The “Live Healthy” section is fertile ground for pitches covering the latest in health news and trends. While O’Brien notes that it may be difficult to come up with a novel spin on tried-and-true concepts for readers who are already up on the latest in healthy living, those writers who can are sure to score an assignment. “Think about what’s in it for the reader, what is she going to learn from this and what new thing is this teaching her,” says O’Brien.
For more, including editors’ contact info, read: How To Pitch: Shape.
The full version of this article is exclusively available to Mediabistro AvantGuild subscribers. If you’re not a member yet, register now for as little as $55 a year for access to hundreds of articles like this one, discounts on Mediabistro seminars and workshops, and all sorts of other bonuses.
When you buy the issue, note which fighter is facing up and put all your money on him to win the fight. If the boxer loses, blame SI.
The Attacks on The Press report is a collection of essays that covers a wide range of subjects, from censorship during the Ebola outbreak to how radical groups came to use video as a way to simultaneously intimidate and recruit.
“Each story is a cautionary tale,” writes Christiane Amanpour, in the report’s forward. “Taken as a whole, they illustrate that vigilance has never been more crucial, or more difficult, for the free press around the world. The greatest threat isn’t to one or two individuals, nor is it confined to any given country or year. An information battle is under way worldwide, and it is evolving in extremely dangerous ways. The one constant, as always, is that reporters are on the front line.”
(Image: Sergey Kamshylin/Shutterstock.com)
Bloomberg has launched its first regional digital property — Bloomberg Business Europe. The site, a year in the making, will feature localized content and be overseen by senior editor Nate Lanxon. Lanxon joined Bloomberg in January. He most recently worked for Wired UK.

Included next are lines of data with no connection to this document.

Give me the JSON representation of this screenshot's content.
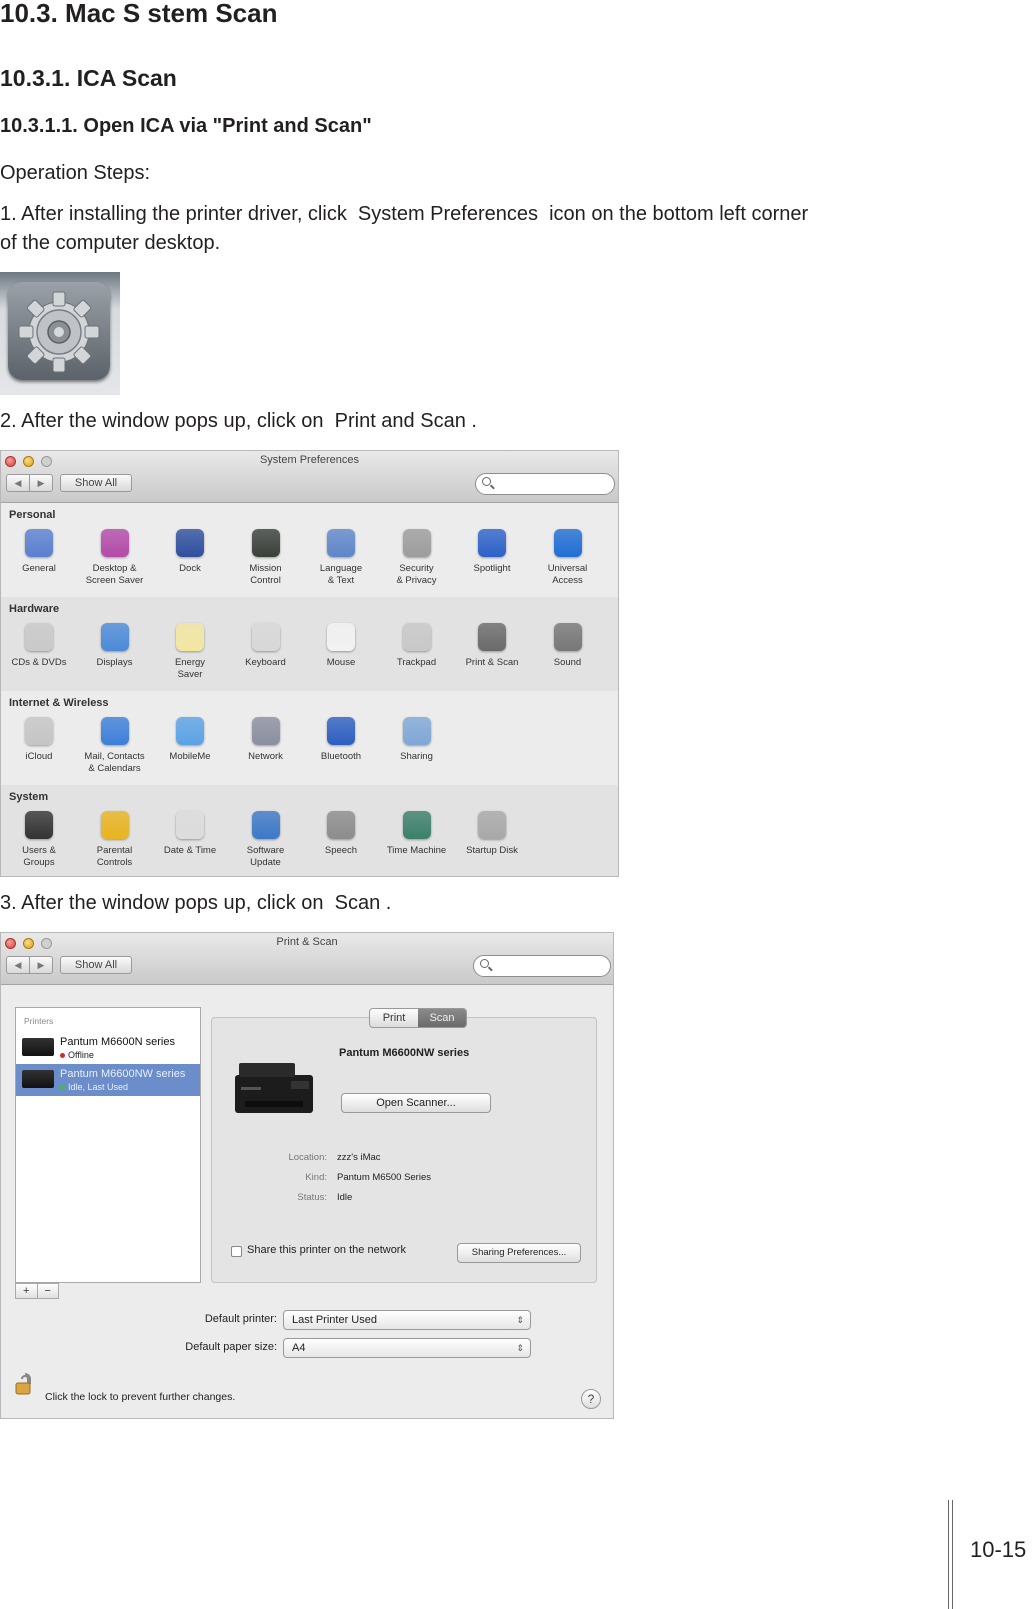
{
  "headings": {
    "h1": "10.3. Mac S  stem Scan",
    "h2": "10.3.1. ICA Scan",
    "h3": "10.3.1.1. Open ICA via \"Print and Scan\""
  },
  "steps": {
    "intro": "Operation Steps:",
    "step1_line1": "1. After installing the printer driver, click  System Preferences  icon on the bottom left corner",
    "step1_line2": "of the computer desktop.",
    "step2": "2. After the window pops up, click on  Print and Scan .",
    "step3": "3. After the window pops up, click on  Scan ."
  },
  "sysprefs": {
    "title": "System Preferences",
    "show_all": "Show All",
    "nav_back": "◀",
    "nav_fwd": "▶",
    "sections": [
      {
        "title": "Personal",
        "items": [
          {
            "label": "General",
            "color": "#5a7fd0",
            "icon": "general-icon"
          },
          {
            "label": "Desktop &\nScreen Saver",
            "color": "#b34aa8",
            "icon": "desktop-icon"
          },
          {
            "label": "Dock",
            "color": "#2f4f9e",
            "icon": "dock-icon"
          },
          {
            "label": "Mission\nControl",
            "color": "#3a3f3a",
            "icon": "mission-control-icon"
          },
          {
            "label": "Language\n& Text",
            "color": "#5f86c8",
            "icon": "language-icon"
          },
          {
            "label": "Security\n& Privacy",
            "color": "#9c9c9c",
            "icon": "security-icon"
          },
          {
            "label": "Spotlight",
            "color": "#2d62c8",
            "icon": "spotlight-icon"
          },
          {
            "label": "Universal\nAccess",
            "color": "#1f6ed4",
            "icon": "universal-access-icon"
          }
        ]
      },
      {
        "title": "Hardware",
        "items": [
          {
            "label": "CDs & DVDs",
            "color": "#c9c9c9",
            "icon": "cd-icon"
          },
          {
            "label": "Displays",
            "color": "#4b8ad8",
            "icon": "displays-icon"
          },
          {
            "label": "Energy\nSaver",
            "color": "#f2e6a0",
            "icon": "energy-icon"
          },
          {
            "label": "Keyboard",
            "color": "#d8d8d8",
            "icon": "keyboard-icon"
          },
          {
            "label": "Mouse",
            "color": "#f2f2f2",
            "icon": "mouse-icon"
          },
          {
            "label": "Trackpad",
            "color": "#c8c8c8",
            "icon": "trackpad-icon"
          },
          {
            "label": "Print & Scan",
            "color": "#6a6a6a",
            "icon": "printer-icon"
          },
          {
            "label": "Sound",
            "color": "#777777",
            "icon": "sound-icon"
          }
        ]
      },
      {
        "title": "Internet & Wireless",
        "items": [
          {
            "label": "iCloud",
            "color": "#c5c5c5",
            "icon": "icloud-icon"
          },
          {
            "label": "Mail, Contacts\n& Calendars",
            "color": "#3d7fd8",
            "icon": "mail-icon"
          },
          {
            "label": "MobileMe",
            "color": "#5aa2e6",
            "icon": "mobileme-icon"
          },
          {
            "label": "Network",
            "color": "#8a8fa0",
            "icon": "network-icon"
          },
          {
            "label": "Bluetooth",
            "color": "#2d5fc0",
            "icon": "bluetooth-icon"
          },
          {
            "label": "Sharing",
            "color": "#7fa7d6",
            "icon": "sharing-icon"
          }
        ]
      },
      {
        "title": "System",
        "items": [
          {
            "label": "Users &\nGroups",
            "color": "#333333",
            "icon": "users-icon"
          },
          {
            "label": "Parental\nControls",
            "color": "#e8b420",
            "icon": "parental-icon"
          },
          {
            "label": "Date & Time",
            "color": "#dcdcdc",
            "icon": "clock-icon"
          },
          {
            "label": "Software\nUpdate",
            "color": "#3d78c8",
            "icon": "update-icon"
          },
          {
            "label": "Speech",
            "color": "#8c8c8c",
            "icon": "microphone-icon"
          },
          {
            "label": "Time Machine",
            "color": "#3b7f6a",
            "icon": "time-machine-icon"
          },
          {
            "label": "Startup Disk",
            "color": "#a8a8a8",
            "icon": "disk-icon"
          }
        ]
      }
    ]
  },
  "printscan": {
    "title": "Print & Scan",
    "show_all": "Show All",
    "list_header": "Printers",
    "printers": [
      {
        "name": "Pantum M6600N series",
        "status": "Offline",
        "dot": "#d22b2b"
      },
      {
        "name": "Pantum M6600NW series",
        "status": "Idle, Last Used",
        "dot": "#3fbf3f"
      }
    ],
    "tab_print": "Print",
    "tab_scan": "Scan",
    "selected_name": "Pantum M6600NW series",
    "open_scanner": "Open Scanner...",
    "location_k": "Location:",
    "location_v": "zzz's iMac",
    "kind_k": "Kind:",
    "kind_v": "Pantum M6500 Series",
    "status_k": "Status:",
    "status_v": "Idle",
    "share_label": "Share this printer on the network",
    "sharing_prefs": "Sharing Preferences...",
    "default_printer_k": "Default printer:",
    "default_printer_v": "Last Printer Used",
    "default_paper_k": "Default paper size:",
    "default_paper_v": "A4",
    "lock_text": "Click the lock to prevent further changes.",
    "help": "?",
    "plus": "+",
    "minus": "−"
  },
  "page_number": "10-15"
}
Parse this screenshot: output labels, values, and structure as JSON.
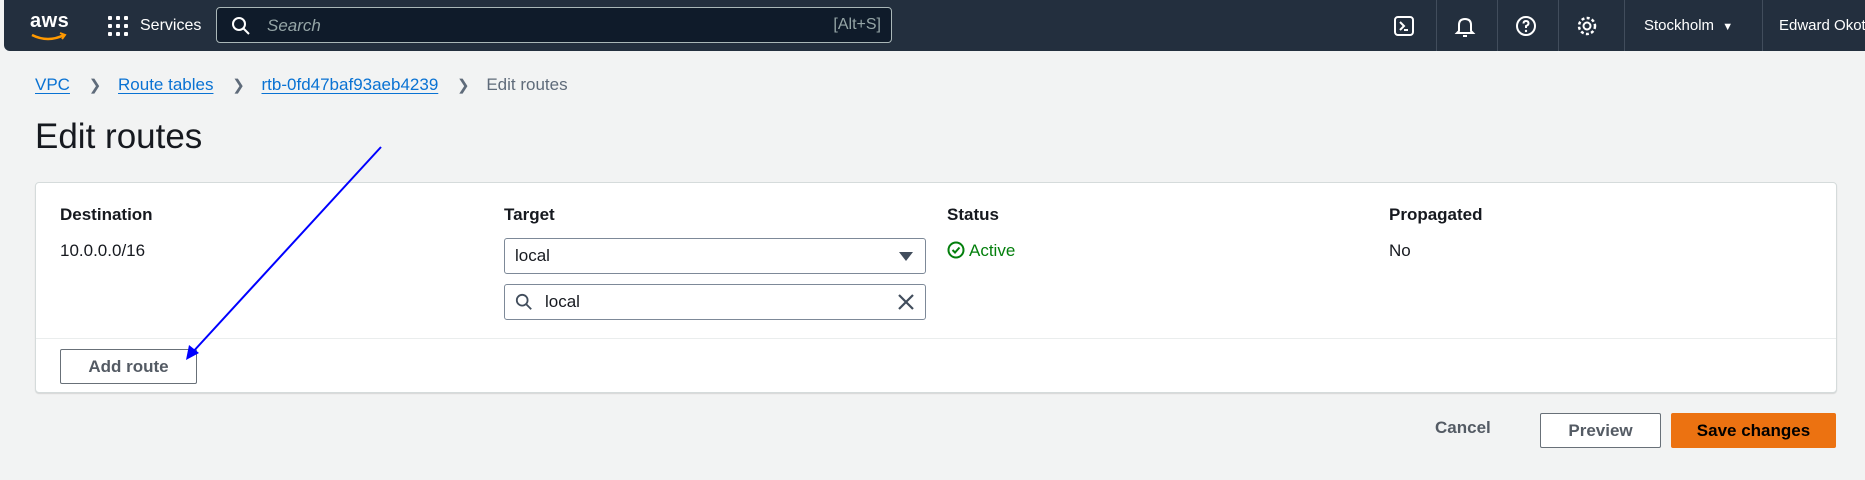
{
  "topbar": {
    "logo": "aws",
    "services_label": "Services",
    "search_placeholder": "Search",
    "search_shortcut": "[Alt+S]",
    "region": "Stockholm",
    "user": "Edward Okot"
  },
  "breadcrumb": {
    "items": [
      "VPC",
      "Route tables",
      "rtb-0fd47baf93aeb4239"
    ],
    "current": "Edit routes"
  },
  "page_title": "Edit routes",
  "routes_table": {
    "headers": {
      "destination": "Destination",
      "target": "Target",
      "status": "Status",
      "propagated": "Propagated"
    },
    "rows": [
      {
        "destination": "10.0.0.0/16",
        "target": "local",
        "target_filter": "local",
        "status": "Active",
        "propagated": "No"
      }
    ]
  },
  "actions": {
    "add_route": "Add route",
    "cancel": "Cancel",
    "preview": "Preview",
    "save": "Save changes"
  },
  "colors": {
    "topbar_bg": "#232f3e",
    "link": "#0972d3",
    "status_active": "#037f0c",
    "primary_button": "#ec7211",
    "annotation_arrow": "#0000ff"
  }
}
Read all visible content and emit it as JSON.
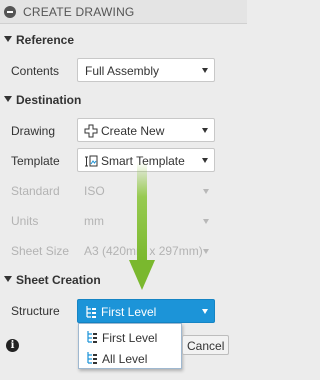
{
  "title": "CREATE DRAWING",
  "sections": {
    "reference": "Reference",
    "destination": "Destination",
    "sheet_creation": "Sheet Creation"
  },
  "reference": {
    "contents_label": "Contents",
    "contents_value": "Full Assembly"
  },
  "destination": {
    "drawing_label": "Drawing",
    "drawing_value": "Create New",
    "template_label": "Template",
    "template_value": "Smart Template",
    "standard_label": "Standard",
    "standard_value": "ISO",
    "units_label": "Units",
    "units_value": "mm",
    "sheet_size_label": "Sheet Size",
    "sheet_size_value": "A3 (420mm x 297mm)"
  },
  "sheet_creation": {
    "structure_label": "Structure",
    "structure_value": "First Level",
    "options": [
      "First Level",
      "All Level"
    ]
  },
  "footer": {
    "cancel_label": "Cancel",
    "info_symbol": "i"
  },
  "colors": {
    "accent": "#1c94d8",
    "arrow": "#8dc63f"
  },
  "icons": {
    "collapse": "minus-circle-icon",
    "drawing": "plus-crosshair-icon",
    "template": "smart-template-icon",
    "structure": "tree-structure-icon"
  }
}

Bloomberg Business Europe was developed by Adam Freeman, managing director of Bloomberg Media for Europe, the Middle East and Africa.
“We are building a portfolio of new digital assets that align our content with the interests and behaviours of today’s international business leaders,” said Bloomberg Media CEO Justin Smith, in a statement. “The European edition of Bloomberg Business is another step in our ongoing strategy to customise Bloomberg’s high-quality digital content for influential business leaders globally.”
You can always count on The New York Post to keep its readers informed. The reality is that thousands of Baltimore residents are protesting peacefully and few are rioting.
However, the Post isn’t interested in covering that. There are “anti-police thugs” among us. They are the real problem. Not the institutionalized racism that fuels situations like this.
The Freddie Gray protests in Baltimore continued last night, and more journalists were attacked and beaten while covering the story. Carrie Wells, a finance reporter for The Baltimore Sun, said Chris Assaf was attacked while taking pictures.
“People around were yelling at him ‘stop taking pictures,’ ran after him and tackled him, beat him while he laid on the ground,” tweeted Wells. Later, Assaf posted a photo of the aftermath:
— Christopher T. Assaf (@ctassaf) April 28, 2015
CNN photojournalist Oliver Janney told Poynter that he had been attacked and his phone was stolen. WNEW Radio reporter Steve Dorsey was also beaten:
Hurt-punched in face and iphone stolen by a protester near burning car. Bystanders shielded me from more attacks…able to leave. @CBSNews
— Steve Dorsey (@steve_dorsey) April 27, 2015
A CCTV camerman was also attacked and had his equipment stolen:
— jim spellman (@jimspellmanTV) April 27, 2015